What those actions did is leave huge holes in the 14,349 line 2 year 2014-2015 budget that was proposed earlier this year by Maggie Hassan. By huge holes, we mean lots more expenses than there is income over the proposed budget.
One option still on the table to increase income, or “revenue” as it is called, would be to implement a sales tax or income tax. New Hampshire is the only state in New England that does not collect sales or income tax. We had a chance to vote for a constitutional amendment in the November 2012 elections that would have specifically denied the ability for Concord to implement either or both of those taxes but it needed a 2/3 “Yes” vote and it only gathered a 57% “Yes” vote so those taxes are still on the table.
Things keeping new taxes from becoming reality are the Republican controlled Senate, Governor Hassan’s pledge to veto any such tax, and a likely huge backlash if the Democratic controlled House passed such a tax. But, the other side of a 57% “Yes” in the 2012 election is the fact that the “No”, or “we want a tax”, vote reached almost half those voting and it was actually the majority in some locations such as Cheshire County where 52% voted “No” (Rockingham County was 52% for a constitutional amendment and 48% for killing the restriction on adding taxes).

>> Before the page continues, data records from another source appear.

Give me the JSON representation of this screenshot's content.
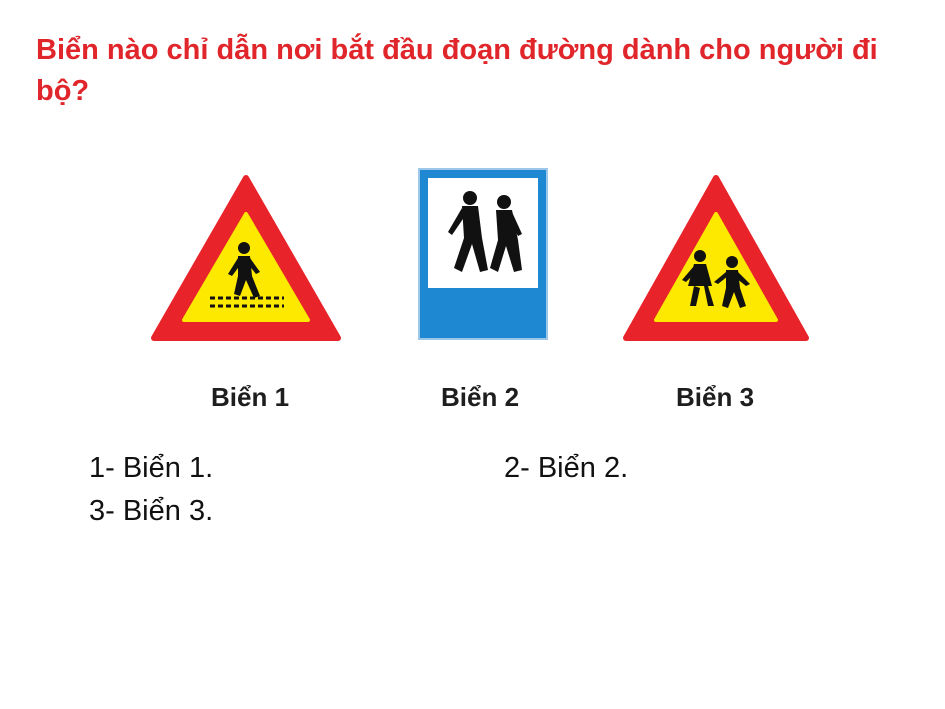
{
  "question": {
    "text": "Biển nào chỉ dẫn nơi bắt đầu đoạn đường dành cho người đi bộ?",
    "color": "#e0252b"
  },
  "signs": [
    {
      "label": "Biển 1",
      "icon": "pedestrian-crossing-warning-icon"
    },
    {
      "label": "Biển 2",
      "icon": "pedestrian-path-info-icon"
    },
    {
      "label": "Biển 3",
      "icon": "children-crossing-warning-icon"
    }
  ],
  "options": [
    {
      "label": "1- Biển 1."
    },
    {
      "label": "2- Biển 2."
    },
    {
      "label": "3- Biển 3."
    }
  ],
  "colors": {
    "warning_red": "#e8232a",
    "warning_yellow": "#fde800",
    "info_blue": "#1e88d2",
    "text_dark": "#111111"
  }
}
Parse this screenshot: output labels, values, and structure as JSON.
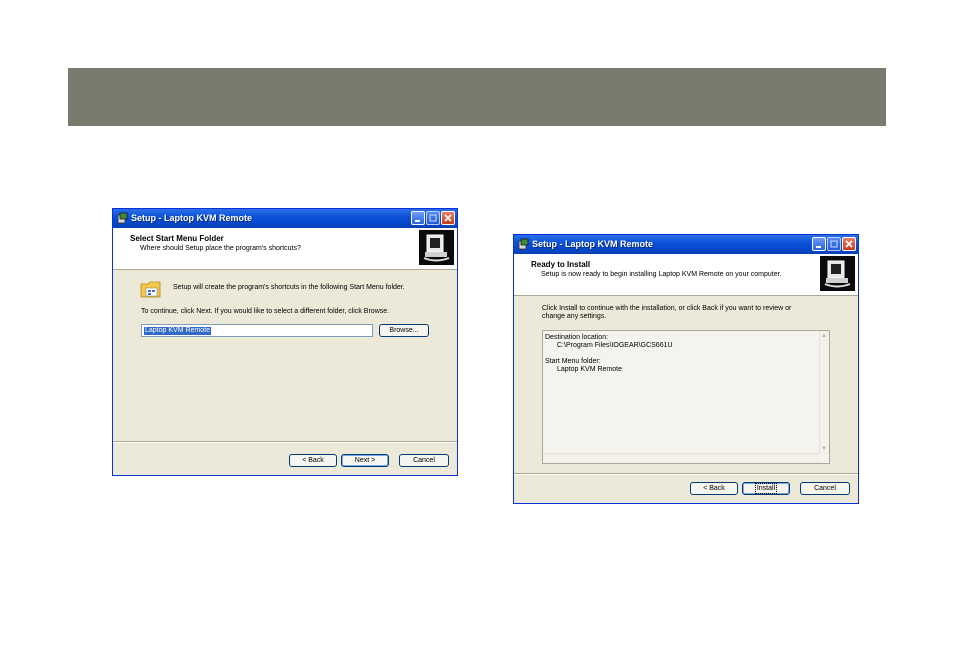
{
  "left_dialog": {
    "title": "Setup - Laptop KVM Remote",
    "header_title": "Select Start Menu Folder",
    "header_subtitle": "Where should Setup place the program's shortcuts?",
    "info_text": "Setup will create the program's shortcuts in the following Start Menu folder.",
    "continue_text": "To continue, click Next. If you would like to select a different folder, click Browse.",
    "folder_value": "Laptop KVM Remote",
    "browse_label": "Browse...",
    "back_label": "< Back",
    "next_label": "Next >",
    "cancel_label": "Cancel"
  },
  "right_dialog": {
    "title": "Setup - Laptop KVM Remote",
    "header_title": "Ready to Install",
    "header_subtitle": "Setup is now ready to begin installing Laptop KVM Remote on your computer.",
    "info_line1": "Click Install to continue with the installation, or click Back if you want to review or",
    "info_line2": "change any settings.",
    "dest_label": "Destination location:",
    "dest_value": "C:\\Program Files\\IOGEAR\\GCS661U",
    "startmenu_label": "Start Menu folder:",
    "startmenu_value": "Laptop KVM Remote",
    "back_label": "< Back",
    "install_label": "Install",
    "cancel_label": "Cancel"
  },
  "icons": [
    "setup-app-icon",
    "minimize-icon",
    "maximize-icon",
    "close-icon",
    "installer-logo-icon",
    "folder-icon",
    "scroll-up-icon",
    "scroll-down-icon"
  ],
  "colors": {
    "band": "#7a7a6e",
    "titlebar": "#0a4fd6",
    "dialog_bg": "#ece9d8",
    "selection": "#316ac5"
  }
}
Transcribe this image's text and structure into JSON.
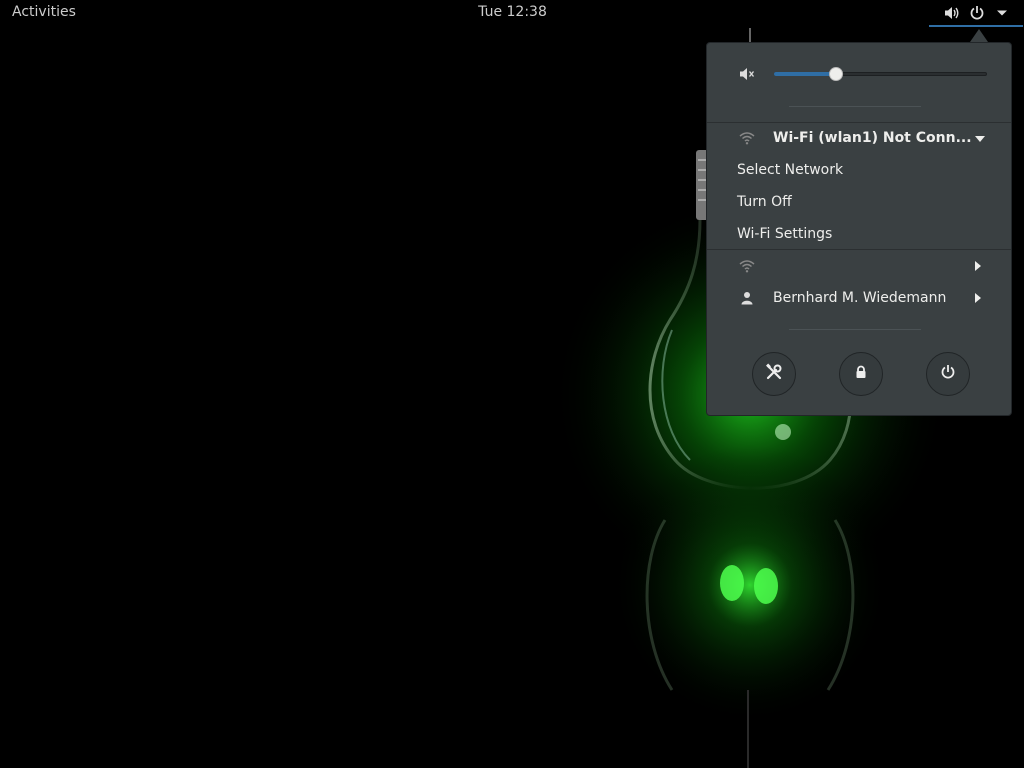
{
  "topbar": {
    "activities_label": "Activities",
    "clock": "Tue 12:38",
    "icons": [
      "volume-icon",
      "power-icon",
      "chevron-down-icon"
    ]
  },
  "system_menu": {
    "volume": {
      "icon": "volume-muted-icon",
      "level": 0.29
    },
    "wifi": {
      "icon": "wifi-icon",
      "title": "Wi-Fi (wlan1) Not Conn...",
      "items": [
        "Select Network",
        "Turn Off",
        "Wi-Fi Settings"
      ]
    },
    "network_row": {
      "icon": "wifi-icon",
      "label": ""
    },
    "user_row": {
      "icon": "user-icon",
      "label": "Bernhard M. Wiedemann"
    },
    "action_buttons": [
      "settings-icon",
      "lock-icon",
      "power-icon"
    ]
  },
  "colors": {
    "accent": "#2f6ea5",
    "menu_bg": "#3a4042",
    "bulb_glow": "#1fd61f"
  }
}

So what’s going to happen with the budget? Well, Concord has until June 30, or the end of this fiscal year to complete the budget. Earlier this week the Senate Finance Committee put the finishing touches on its version of the budget that calls for a little over $10 Billion over the next two years. It did increase funding to state universities but offers less to Health and Human Services and rather than implement expanded Medicare immediately, it would establish a study commission to help define appropriate course of action.
The Senate version also includes a somewhat vague revenue item of a little over $20 million increase in revenue due to adding more auditors. This is a little undefined but it seems to be aimed at increased funding resulting from auditing operations eliminating duplication or fraud or waste.
And so, now, we head into the final weeks of the current legislature session and we will see more activity and drama as the House and Senate try to sort out their differences and get the new budget to Governor Hassan, quite likely at or about 11:59PM on June 30.
What we can count on at least for the next two years is no sales or income tax, no state tax increase in the price of gasoline, a little “weeping and wailing” from some special interest groups that depend on state funding, and a continuation of the New Hampshire “Live Free or Die” spirit.
That spirit is ingrained in all of us in the state and it even lives to some extent in those recent immigrants from just a little south of our border. Changing that spirit and going forward with new sales or income taxes is in all practical terms off the table. The 2012 ballot question made it clear that attitudes have changed somewhat over the years but we are sill nowhere near accepting new taxes.